If Vermont Yankee had an Incident like Fukushima, What Would be the Responsibilities and Public Expectations of the Scientific Community?
Harold Swartz, Dartmouth Medical School
Friday, October 7, 2011, 3:30pm
This seminar is part of the Jones Seminars on Science, Technology, and Society series
The purpose of this presentation is:
- To understand the medical implications of a total body exposure of an individual to high levels of ionizing radiation (greater than 1 Gray), and also, potential long-term effects.
- To understand how to interpret the information and counsel colleagues and the public about radiation exposures in the environment.
- To understand public health implications and actions that should be taken when there are potential exposures of large numbers of individuals to ionizing radiation as might occur with a major accident from a nuclear power plant or an attack by terrorists that involves ionizing radiation.
- Delineate and differentiate between medical needs and risks between a nuclear device and an incident at a nuclear power plant.
- Provide guidance for your responses to a radiation event (because people will believe you!).
- Explain context and needs for dosimetry in large scale event.
- Describe our current research and activities in responses to major radiation events.
About the Speaker
Harold Swartz, MD, MSPH, PhD is a Professor of Radiology, Medicine (Radiation Oncology), Physiology, Community and Family Medicine, Chemistry, and Engineering and the director of the Dartmouth EPR Center and the Dart-Dose CMCR. He is an internationally recognized biophysicist and radiation biologist who has especially been involved in the development of magnetic resonance for preclinical and clinical applications. He has done research and teaching on the biological effects of ionizing radiation since 1962 at Walter Reed, Medical College of Wisconsin (MCW), University of Illinois at Urbana-Champaign (UIUC), and Dartmouth. The EPR Center at Dartmouth is especially focused on developing and applying in vivo EPR for measurements of physiologically and pathophysiological parameters in vivo. He has developed, at Dartmouth, the first clinical program in EPR, which has a special emphasis on using the technique to measure radiation dose after the fact for purposes of triage and to advance cancer treatment by using repetitive measurements of oxygen to optimize delivery of cancer therapy. He has founded and directed national EPR Centers at the Medical College of Wisconsin, University of Illinois at Urbana-Champaign, and at Dartmouth.

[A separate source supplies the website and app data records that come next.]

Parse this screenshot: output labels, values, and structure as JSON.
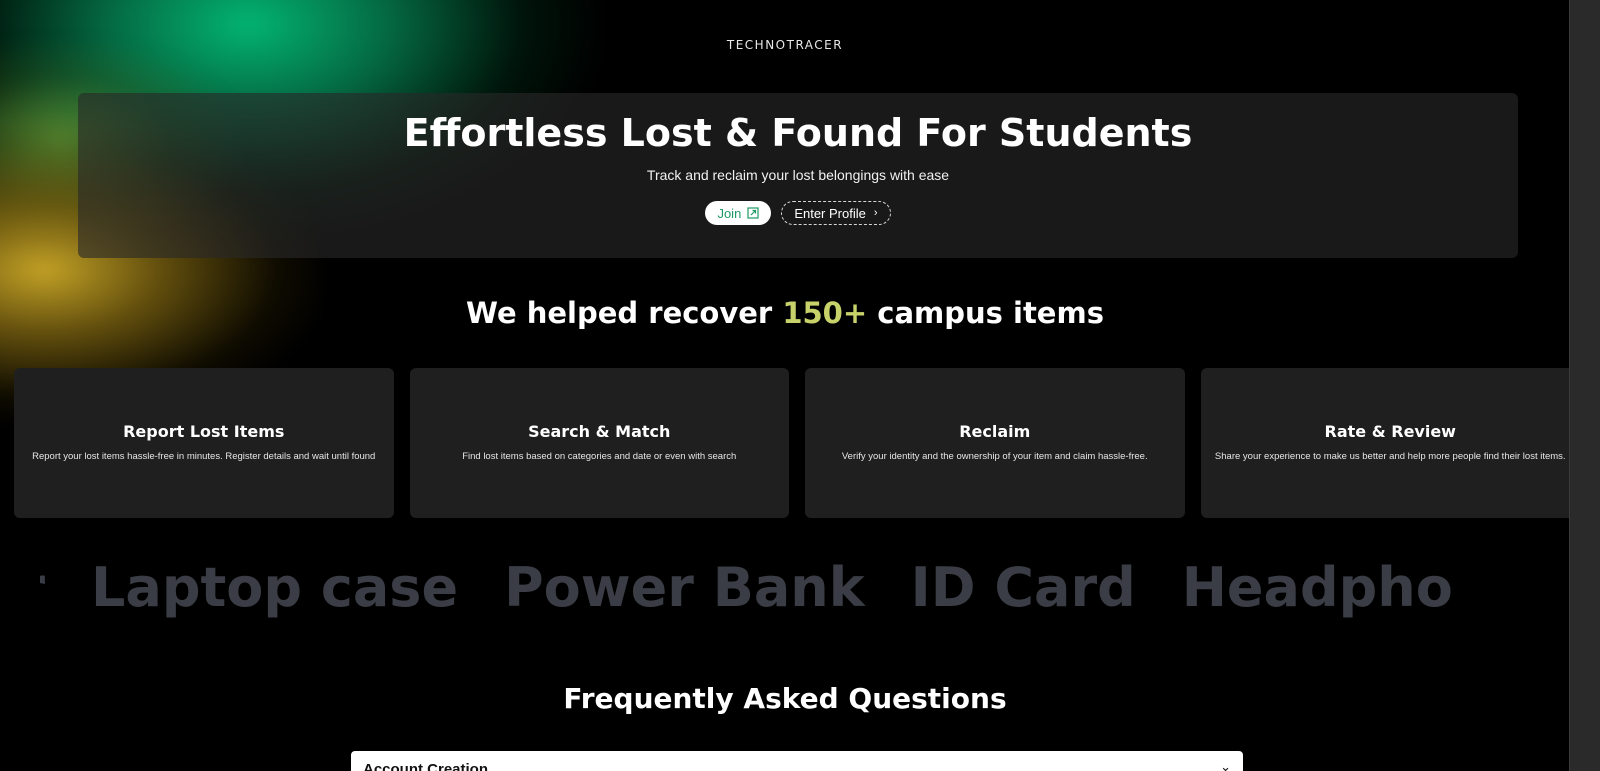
{
  "brand": "TECHNOTRACER",
  "hero": {
    "title": "Effortless Lost & Found For Students",
    "subtitle": "Track and reclaim your lost belongings with ease",
    "join_label": "Join",
    "profile_label": "Enter Profile"
  },
  "stats": {
    "prefix": "We helped recover ",
    "count": "150+",
    "suffix": " campus items"
  },
  "features": [
    {
      "title": "Report Lost Items",
      "desc": "Report your lost items hassle-free in minutes. Register details and wait until found"
    },
    {
      "title": "Search & Match",
      "desc": "Find lost items based on categories and date or even with search"
    },
    {
      "title": "Reclaim",
      "desc": "Verify your identity and the ownership of your item and claim hassle-free."
    },
    {
      "title": "Rate & Review",
      "desc": "Share your experience to make us better and help more people find their lost items."
    }
  ],
  "marquee": [
    "arger",
    "Laptop case",
    "Power Bank",
    "ID Card",
    "Headpho"
  ],
  "faq": {
    "title": "Frequently Asked Questions",
    "first_question": "Account Creation"
  },
  "colors": {
    "accent": "#c8d26a",
    "join_text": "#1d9a63",
    "glow_green": "#03be78",
    "glow_yellow": "#cdaa28"
  }
}
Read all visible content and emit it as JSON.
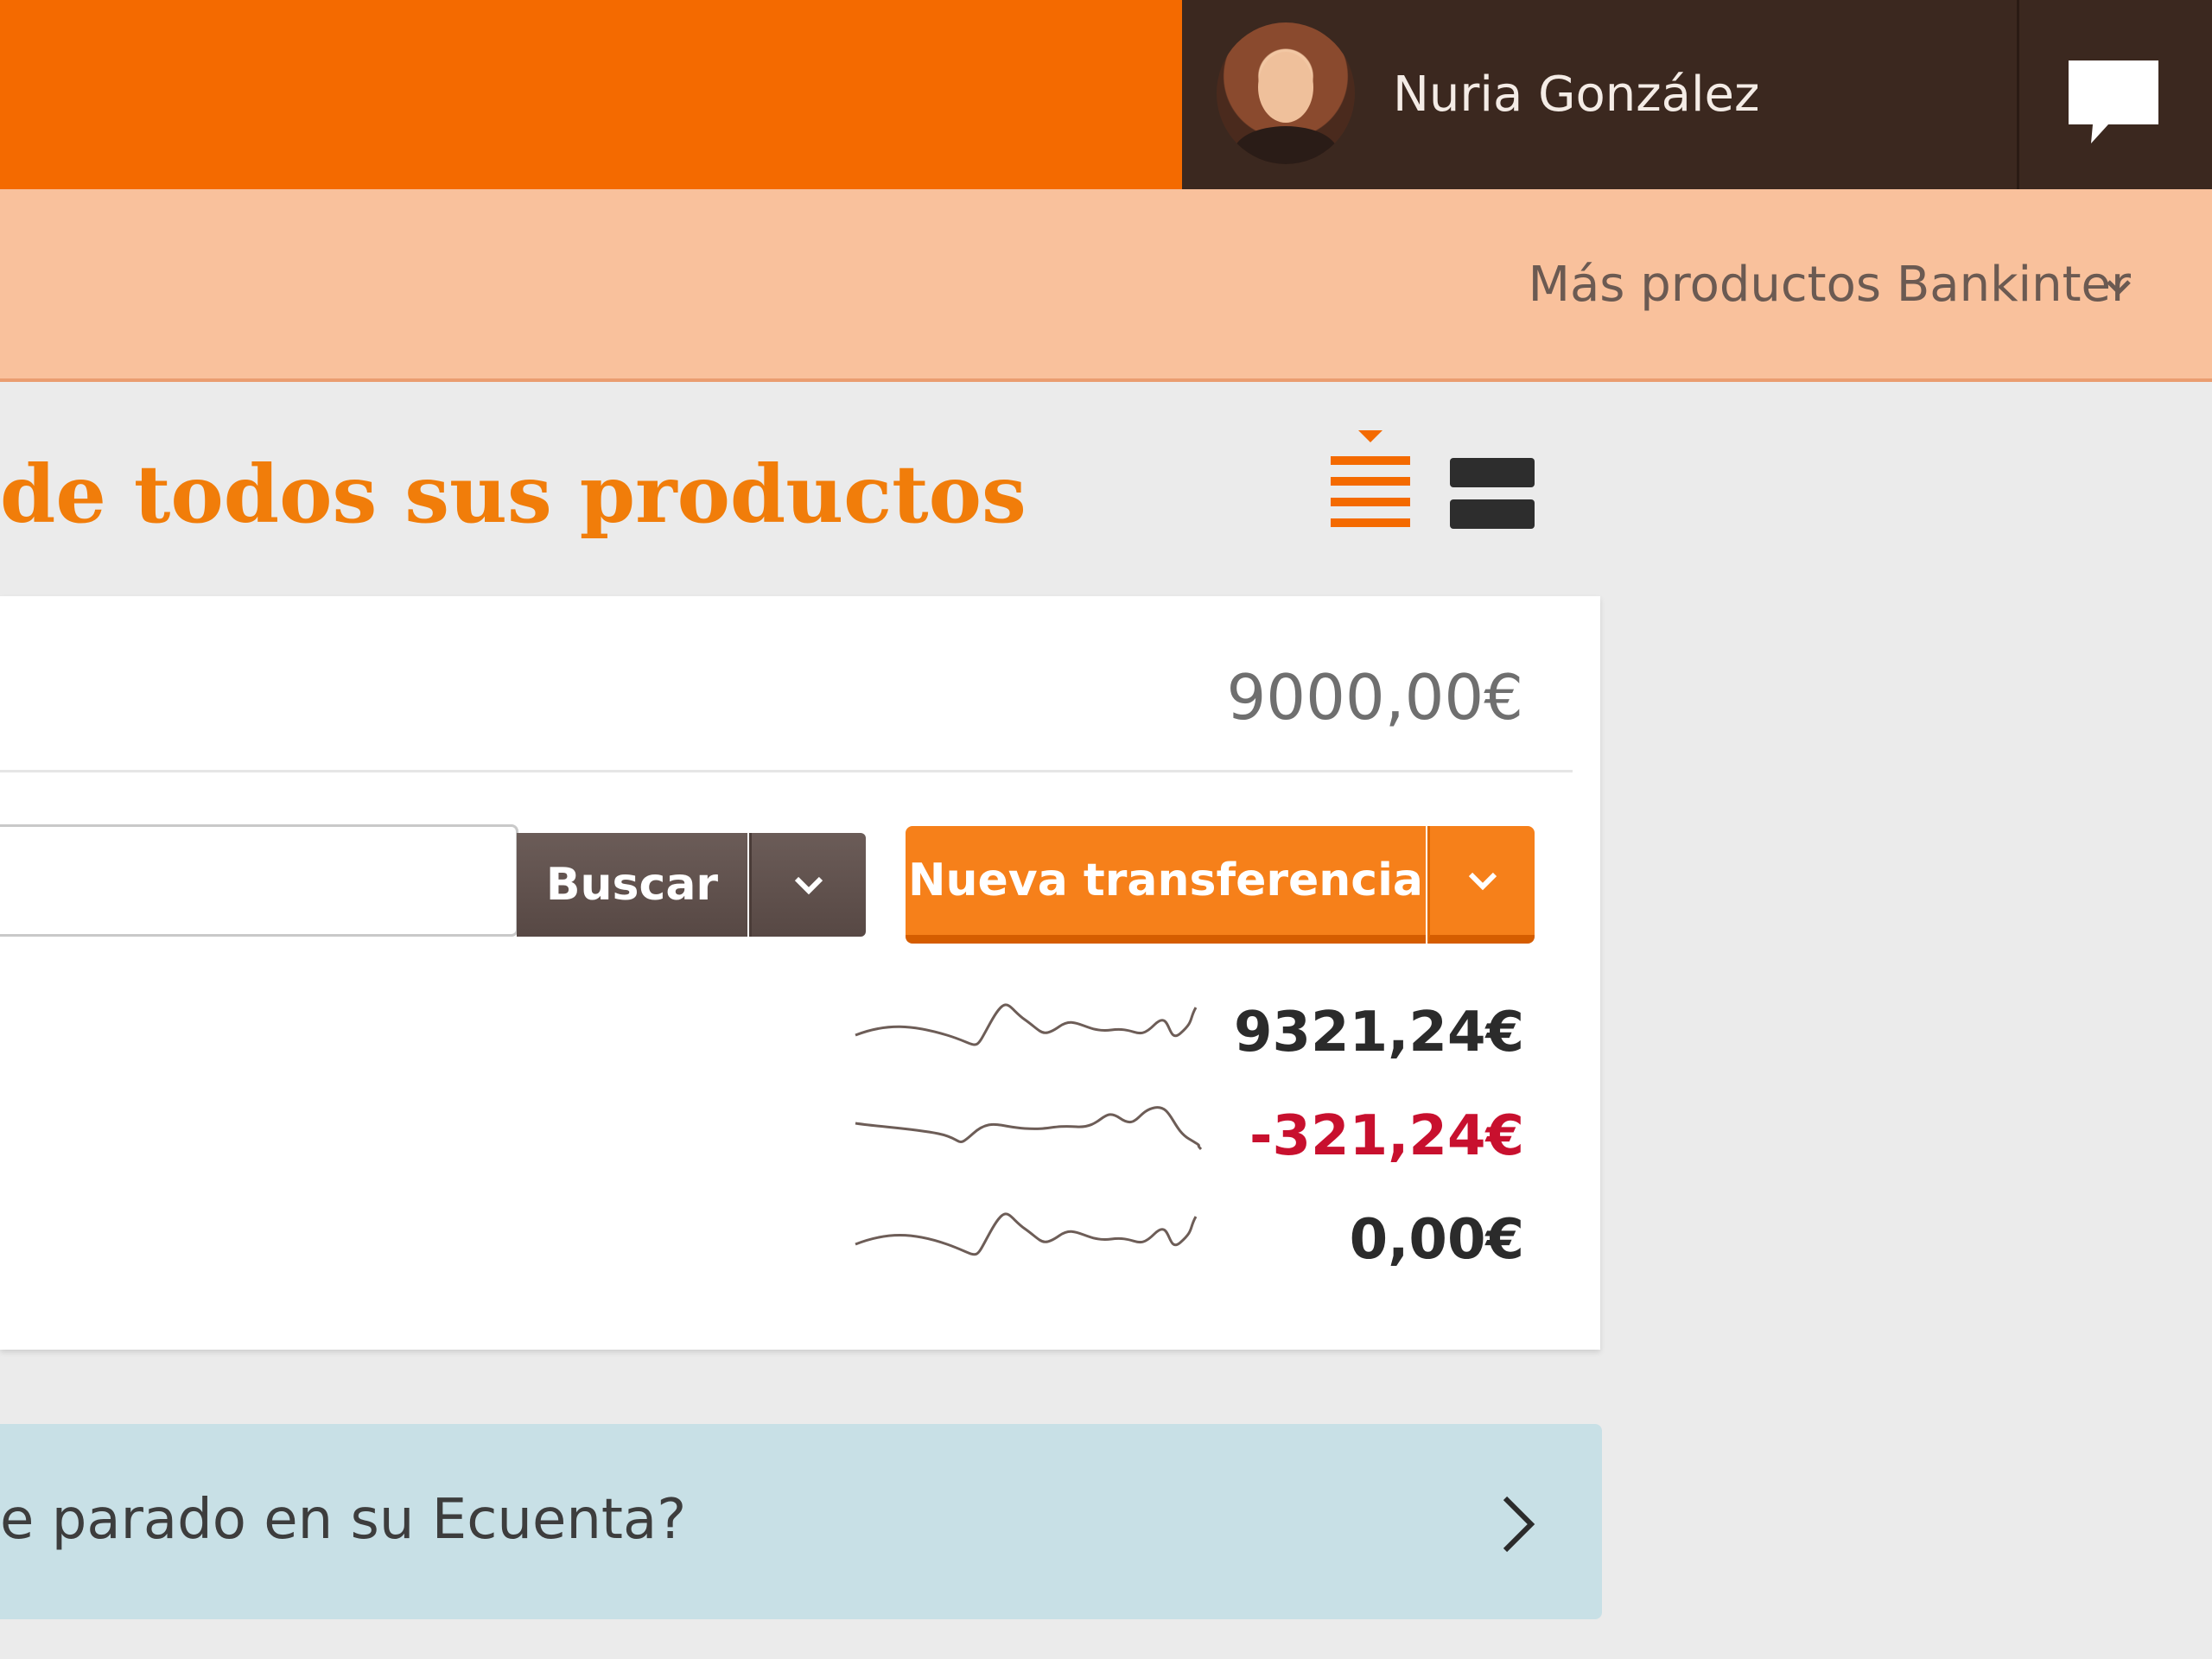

He is the PI of one of the CMCR Centers, DART-DOSE CMCR, focusing on Physical Biodosimetry. He is the author/coauthor of approximately 450 papers and four books. He has received several international awards including the Zavoisky prize.